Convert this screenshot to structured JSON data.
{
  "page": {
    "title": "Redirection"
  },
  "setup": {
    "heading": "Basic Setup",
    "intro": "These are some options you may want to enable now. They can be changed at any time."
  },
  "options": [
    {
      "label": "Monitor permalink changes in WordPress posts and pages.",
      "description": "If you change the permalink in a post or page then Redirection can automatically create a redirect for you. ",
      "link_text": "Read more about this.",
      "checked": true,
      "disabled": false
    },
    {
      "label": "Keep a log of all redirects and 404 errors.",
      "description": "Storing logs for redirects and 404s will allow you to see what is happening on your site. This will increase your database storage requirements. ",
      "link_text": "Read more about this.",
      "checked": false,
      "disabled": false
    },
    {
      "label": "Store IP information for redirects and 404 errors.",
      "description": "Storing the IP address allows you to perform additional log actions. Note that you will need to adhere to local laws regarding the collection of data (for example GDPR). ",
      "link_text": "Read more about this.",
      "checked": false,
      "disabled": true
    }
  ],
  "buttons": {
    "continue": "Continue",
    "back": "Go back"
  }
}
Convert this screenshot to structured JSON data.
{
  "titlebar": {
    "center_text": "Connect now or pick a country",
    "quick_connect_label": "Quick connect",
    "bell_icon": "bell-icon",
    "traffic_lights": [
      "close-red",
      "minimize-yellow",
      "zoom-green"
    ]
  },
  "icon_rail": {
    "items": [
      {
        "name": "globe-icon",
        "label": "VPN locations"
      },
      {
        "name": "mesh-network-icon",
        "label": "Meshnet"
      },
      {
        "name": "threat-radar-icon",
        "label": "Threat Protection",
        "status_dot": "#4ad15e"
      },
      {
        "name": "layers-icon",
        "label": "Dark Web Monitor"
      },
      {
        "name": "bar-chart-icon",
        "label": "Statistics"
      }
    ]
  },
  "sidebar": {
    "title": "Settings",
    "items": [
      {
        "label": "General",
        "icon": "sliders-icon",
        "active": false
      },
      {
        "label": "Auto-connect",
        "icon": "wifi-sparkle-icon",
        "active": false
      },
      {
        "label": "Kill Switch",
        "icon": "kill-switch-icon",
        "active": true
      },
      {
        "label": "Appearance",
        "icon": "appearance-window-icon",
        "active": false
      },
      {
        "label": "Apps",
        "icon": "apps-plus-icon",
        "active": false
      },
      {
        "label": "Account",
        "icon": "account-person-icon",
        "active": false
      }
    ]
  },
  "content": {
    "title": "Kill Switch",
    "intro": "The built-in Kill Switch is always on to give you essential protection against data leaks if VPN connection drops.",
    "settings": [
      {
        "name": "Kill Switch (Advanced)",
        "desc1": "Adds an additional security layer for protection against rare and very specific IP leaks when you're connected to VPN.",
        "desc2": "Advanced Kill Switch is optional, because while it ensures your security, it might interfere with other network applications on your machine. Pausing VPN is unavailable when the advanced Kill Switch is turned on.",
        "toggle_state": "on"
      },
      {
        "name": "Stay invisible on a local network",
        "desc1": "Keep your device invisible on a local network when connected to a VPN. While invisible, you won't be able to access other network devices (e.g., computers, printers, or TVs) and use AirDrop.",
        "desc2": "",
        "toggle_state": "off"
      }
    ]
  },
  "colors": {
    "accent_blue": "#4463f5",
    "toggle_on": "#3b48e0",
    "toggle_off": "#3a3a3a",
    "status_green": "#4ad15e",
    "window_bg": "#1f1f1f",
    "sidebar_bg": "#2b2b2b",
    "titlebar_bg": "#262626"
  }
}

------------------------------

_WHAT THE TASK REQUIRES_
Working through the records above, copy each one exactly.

_FINISHED EXERCISE_
Convert this screenshot to structured JSON data.
{
  "page": {
    "title": "Redirection"
  },
  "setup": {
    "heading": "Basic Setup",
    "intro": "These are some options you may want to enable now. They can be changed at any time."
  },
  "options": [
    {
      "label": "Monitor permalink changes in WordPress posts and pages.",
      "description": "If you change the permalink in a post or page then Redirection can automatically create a redirect for you. ",
      "link_text": "Read more about this.",
      "checked": true,
      "disabled": false
    },
    {
      "label": "Keep a log of all redirects and 404 errors.",
      "description": "Storing logs for redirects and 404s will allow you to see what is happening on your site. This will increase your database storage requirements. ",
      "link_text": "Read more about this.",
      "checked": false,
      "disabled": false
    },
    {
      "label": "Store IP information for redirects and 404 errors.",
      "description": "Storing the IP address allows you to perform additional log actions. Note that you will need to adhere to local laws regarding the collection of data (for example GDPR). ",
      "link_text": "Read more about this.",
      "checked": false,
      "disabled": true
    }
  ],
  "buttons": {
    "continue": "Continue",
    "back": "Go back"
  }
}
Convert this screenshot to structured JSON data.
{
  "titlebar": {
    "center_text": "Connect now or pick a country",
    "quick_connect_label": "Quick connect",
    "bell_icon": "bell-icon",
    "traffic_lights": [
      "close-red",
      "minimize-yellow",
      "zoom-green"
    ]
  },
  "icon_rail": {
    "items": [
      {
        "name": "globe-icon",
        "label": "VPN locations"
      },
      {
        "name": "mesh-network-icon",
        "label": "Meshnet"
      },
      {
        "name": "threat-radar-icon",
        "label": "Threat Protection",
        "status_dot": "#4ad15e"
      },
      {
        "name": "layers-icon",
        "label": "Dark Web Monitor"
      },
      {
        "name": "bar-chart-icon",
        "label": "Statistics"
      }
    ]
  },
  "sidebar": {
    "title": "Settings",
    "items": [
      {
        "label": "General",
        "icon": "sliders-icon",
        "active": false
      },
      {
        "label": "Auto-connect",
        "icon": "wifi-sparkle-icon",
        "active": false
      },
      {
        "label": "Kill Switch",
        "icon": "kill-switch-icon",
        "active": true
      },
      {
        "label": "Appearance",
        "icon": "appearance-window-icon",
        "active": false
      },
      {
        "label": "Apps",
        "icon": "apps-plus-icon",
        "active": false
      },
      {
        "label": "Account",
        "icon": "account-person-icon",
        "active": false
      }
    ]
  },
  "content": {
    "title": "Kill Switch",
    "intro": "The built-in Kill Switch is always on to give you essential protection against data leaks if VPN connection drops.",
    "settings": [
      {
        "name": "Kill Switch (Advanced)",
        "desc1": "Adds an additional security layer for protection against rare and very specific IP leaks when you're connected to VPN.",
        "desc2": "Advanced Kill Switch is optional, because while it ensures your security, it might interfere with other network applications on your machine. Pausing VPN is unavailable when the advanced Kill Switch is turned on.",
        "toggle_state": "on"
      },
      {
        "name": "Stay invisible on a local network",
        "desc1": "Keep your device invisible on a local network when connected to a VPN. While invisible, you won't be able to access other network devices (e.g., computers, printers, or TVs) and use AirDrop.",
        "desc2": "",
        "toggle_state": "off"
      }
    ]
  },
  "colors": {
    "accent_blue": "#4463f5",
    "toggle_on": "#3b48e0",
    "toggle_off": "#3a3a3a",
    "status_green": "#4ad15e",
    "window_bg": "#1f1f1f",
    "sidebar_bg": "#2b2b2b",
    "titlebar_bg": "#262626"
  }
}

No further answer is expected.